At Oxford, Keble met John Coleridge, who presented him to the writings not only of his uncle, Samuel Taylor Coleridge, but also of Wordsworth. He devoted his Praelectiones to and greatly appreciated Wordsworth, who once offered to go over The Christian Year with a view to correcting the English. To the similar university friend, he was indebted for an introduction to Robert Southey, whom he found to be "a virtuous and wonderful character," and the writings of the three, especially Wordsworth, had much to do with the formation of Keble's own mind as a verse writer.
In the year 1833, his popular Assize Sermon on "National Apostasy" gave the first impulse to the Oxford movement, also known as the Tractarian movement.

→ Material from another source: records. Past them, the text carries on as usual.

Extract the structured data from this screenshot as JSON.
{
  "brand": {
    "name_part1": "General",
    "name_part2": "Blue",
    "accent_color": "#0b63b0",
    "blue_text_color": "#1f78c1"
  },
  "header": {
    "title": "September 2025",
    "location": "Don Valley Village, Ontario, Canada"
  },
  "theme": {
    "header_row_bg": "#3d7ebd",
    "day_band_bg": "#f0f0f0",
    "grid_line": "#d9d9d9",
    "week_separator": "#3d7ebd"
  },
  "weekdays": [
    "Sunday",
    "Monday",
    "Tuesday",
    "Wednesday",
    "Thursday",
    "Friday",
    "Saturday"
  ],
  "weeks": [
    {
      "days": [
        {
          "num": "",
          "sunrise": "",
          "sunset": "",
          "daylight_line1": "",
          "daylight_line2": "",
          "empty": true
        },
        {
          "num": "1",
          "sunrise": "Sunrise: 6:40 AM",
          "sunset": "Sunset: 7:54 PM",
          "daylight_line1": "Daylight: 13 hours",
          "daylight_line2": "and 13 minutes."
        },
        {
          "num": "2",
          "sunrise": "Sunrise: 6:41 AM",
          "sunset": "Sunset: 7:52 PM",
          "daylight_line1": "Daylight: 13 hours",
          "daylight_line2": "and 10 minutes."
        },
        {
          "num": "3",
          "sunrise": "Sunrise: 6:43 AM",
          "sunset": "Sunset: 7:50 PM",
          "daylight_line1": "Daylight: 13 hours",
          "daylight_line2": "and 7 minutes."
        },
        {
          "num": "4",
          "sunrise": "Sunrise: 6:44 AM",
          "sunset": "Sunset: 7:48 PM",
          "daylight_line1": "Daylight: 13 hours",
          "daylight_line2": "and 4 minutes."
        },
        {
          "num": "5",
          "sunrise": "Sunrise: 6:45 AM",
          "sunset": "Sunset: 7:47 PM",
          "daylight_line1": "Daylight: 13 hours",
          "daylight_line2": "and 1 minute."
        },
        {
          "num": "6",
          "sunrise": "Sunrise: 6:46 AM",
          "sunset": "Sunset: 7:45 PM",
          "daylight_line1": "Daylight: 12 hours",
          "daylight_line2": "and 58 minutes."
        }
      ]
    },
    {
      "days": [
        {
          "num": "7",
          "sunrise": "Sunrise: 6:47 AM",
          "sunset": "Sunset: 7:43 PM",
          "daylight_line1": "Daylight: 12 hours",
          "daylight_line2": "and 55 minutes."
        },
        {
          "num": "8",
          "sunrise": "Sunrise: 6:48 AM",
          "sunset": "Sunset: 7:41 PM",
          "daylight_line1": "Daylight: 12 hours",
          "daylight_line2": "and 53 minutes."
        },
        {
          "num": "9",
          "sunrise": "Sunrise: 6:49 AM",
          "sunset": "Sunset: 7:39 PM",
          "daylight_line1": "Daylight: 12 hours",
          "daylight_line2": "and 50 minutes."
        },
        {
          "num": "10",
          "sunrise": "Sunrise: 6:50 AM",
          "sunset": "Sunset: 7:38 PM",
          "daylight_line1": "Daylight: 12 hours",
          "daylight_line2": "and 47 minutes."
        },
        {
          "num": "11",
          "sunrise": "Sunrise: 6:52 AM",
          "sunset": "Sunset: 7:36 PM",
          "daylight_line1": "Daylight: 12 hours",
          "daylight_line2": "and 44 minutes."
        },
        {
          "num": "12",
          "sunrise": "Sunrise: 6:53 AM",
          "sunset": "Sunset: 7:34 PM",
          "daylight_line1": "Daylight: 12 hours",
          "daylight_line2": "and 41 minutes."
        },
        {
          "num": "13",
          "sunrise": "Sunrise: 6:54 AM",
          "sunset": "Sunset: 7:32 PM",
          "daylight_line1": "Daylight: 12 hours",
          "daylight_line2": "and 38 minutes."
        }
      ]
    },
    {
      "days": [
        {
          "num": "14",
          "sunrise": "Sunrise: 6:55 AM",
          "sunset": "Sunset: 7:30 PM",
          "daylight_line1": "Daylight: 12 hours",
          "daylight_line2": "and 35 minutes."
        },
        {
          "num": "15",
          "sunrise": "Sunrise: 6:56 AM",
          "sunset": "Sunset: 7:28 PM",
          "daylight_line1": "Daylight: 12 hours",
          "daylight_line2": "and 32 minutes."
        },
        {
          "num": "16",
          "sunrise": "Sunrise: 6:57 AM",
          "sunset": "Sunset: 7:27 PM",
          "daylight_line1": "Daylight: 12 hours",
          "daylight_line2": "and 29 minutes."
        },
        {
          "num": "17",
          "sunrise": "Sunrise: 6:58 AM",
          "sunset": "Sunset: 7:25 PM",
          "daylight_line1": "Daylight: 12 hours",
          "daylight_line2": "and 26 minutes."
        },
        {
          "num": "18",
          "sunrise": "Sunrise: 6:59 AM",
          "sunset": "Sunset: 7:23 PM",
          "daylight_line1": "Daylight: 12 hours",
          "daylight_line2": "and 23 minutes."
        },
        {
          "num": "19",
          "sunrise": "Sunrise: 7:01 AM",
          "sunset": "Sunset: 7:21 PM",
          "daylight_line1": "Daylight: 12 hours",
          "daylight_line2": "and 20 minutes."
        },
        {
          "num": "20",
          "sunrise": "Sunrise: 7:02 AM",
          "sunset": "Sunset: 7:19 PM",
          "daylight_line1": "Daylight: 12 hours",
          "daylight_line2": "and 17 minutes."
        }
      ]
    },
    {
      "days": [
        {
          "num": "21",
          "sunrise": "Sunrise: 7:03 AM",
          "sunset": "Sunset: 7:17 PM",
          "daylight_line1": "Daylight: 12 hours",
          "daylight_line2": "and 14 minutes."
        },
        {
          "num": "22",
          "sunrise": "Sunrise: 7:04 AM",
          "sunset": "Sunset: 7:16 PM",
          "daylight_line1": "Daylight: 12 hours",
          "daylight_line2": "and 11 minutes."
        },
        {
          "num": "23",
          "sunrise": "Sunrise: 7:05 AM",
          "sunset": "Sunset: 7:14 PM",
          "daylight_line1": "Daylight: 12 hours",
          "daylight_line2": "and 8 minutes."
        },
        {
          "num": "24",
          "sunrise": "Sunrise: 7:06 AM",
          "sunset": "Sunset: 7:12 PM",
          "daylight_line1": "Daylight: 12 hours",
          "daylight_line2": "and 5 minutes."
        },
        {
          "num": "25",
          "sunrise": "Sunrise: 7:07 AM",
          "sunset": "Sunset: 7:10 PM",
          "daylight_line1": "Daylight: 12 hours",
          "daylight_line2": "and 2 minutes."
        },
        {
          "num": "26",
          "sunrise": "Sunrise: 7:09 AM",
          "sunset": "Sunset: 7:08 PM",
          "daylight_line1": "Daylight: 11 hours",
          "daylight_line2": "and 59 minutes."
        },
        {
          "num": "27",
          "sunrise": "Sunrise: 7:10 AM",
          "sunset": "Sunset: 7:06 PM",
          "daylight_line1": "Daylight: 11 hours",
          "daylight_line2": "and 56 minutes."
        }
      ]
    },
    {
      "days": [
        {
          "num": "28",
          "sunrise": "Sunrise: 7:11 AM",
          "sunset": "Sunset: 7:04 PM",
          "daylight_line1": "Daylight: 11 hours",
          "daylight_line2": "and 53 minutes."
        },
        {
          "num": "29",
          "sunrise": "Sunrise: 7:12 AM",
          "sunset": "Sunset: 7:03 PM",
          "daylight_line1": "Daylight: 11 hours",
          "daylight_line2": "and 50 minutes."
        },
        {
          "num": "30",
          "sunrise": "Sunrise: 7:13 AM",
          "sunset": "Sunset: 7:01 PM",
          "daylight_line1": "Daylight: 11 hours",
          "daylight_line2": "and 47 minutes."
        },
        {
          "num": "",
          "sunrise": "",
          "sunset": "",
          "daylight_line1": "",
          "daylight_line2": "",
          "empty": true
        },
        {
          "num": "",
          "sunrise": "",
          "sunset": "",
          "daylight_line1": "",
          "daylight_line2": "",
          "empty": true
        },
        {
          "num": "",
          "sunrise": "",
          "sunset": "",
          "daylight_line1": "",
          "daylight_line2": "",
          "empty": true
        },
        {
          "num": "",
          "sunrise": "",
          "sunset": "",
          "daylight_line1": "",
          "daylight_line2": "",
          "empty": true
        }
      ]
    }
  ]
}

It marked the beginning of a term of the civil and criminal courts and is formally addressed to the judges and officers of the court, encouraging them to deal fairly. Keble donated 7 pieces for Tracts for the Times, a series of short papers dealing with belief and practice. Along with his associates, including John Henry Newman and Edward Pusey, he began to be a leading light in the movement but did not accompany Newman into the Catholic Church.
In the year 1835, his father passed away, and Keble and his sister retired from Fairford to Coln. In the same year, he got married to Miss Clarke and the vicarage of Hursley, becoming vacant, was offered to him; he accepted. In the year 1836, he stayed in Hursley and remained for the rest of his life as a parish priest at All Saints Church. In the year 1841, neighbor, Charlotte Mary Yonge, homeowners in Otterbourne House in the adjacent village of Otterbourne, where Keble was responsible for constructing a new church, compiled The Child's Christian Year: Songs of praises for every Sunday and Holy-Day to which Keble contributed four poems, including Bethlehem, above all cities blest.
In the year 1857, he wrote one of his most significant works, his treatise on Eucharistical Adoration, written in support of George Denison, who had been attacked for his opinions on the Eucharist.
In the year 1830, he produced his edition of Hooker's Works. In the year 1838, he started to edit, in conjunction with Pusey and Newman, the Library of the Fathers. A volume of Academical and Occasional Sermons appeared in the year 1847. Additional works were a Life of Wilson, Bishop of Sodor and Man. After his demise, Letters of Spiritual Counsel and 12 volumes of Parish Sermons were produced.
Extracts from a number of his verses found their way into famous collections of Songs of Praises for Public Worship, such as "The Voice that Breathed o'er Eden", "Sun of my soul, You Savior dear, "Blessed are the pure in heart" and "New each morning is the devotion".
Lyra Innocentium was being written while Keble was stricken by what he always seems to have regarded as the great misery of his life, the choice of Newman to leave the Church of England for Catholicism.
Keble passed away in Bournemouth on 29 March 1866 at the Hermitage Hotel, after visiting the place to try and recover from a long term sickness as he believed the sea air had therapeutic qualities. He is buried in All Saints' graveyard, Hursley.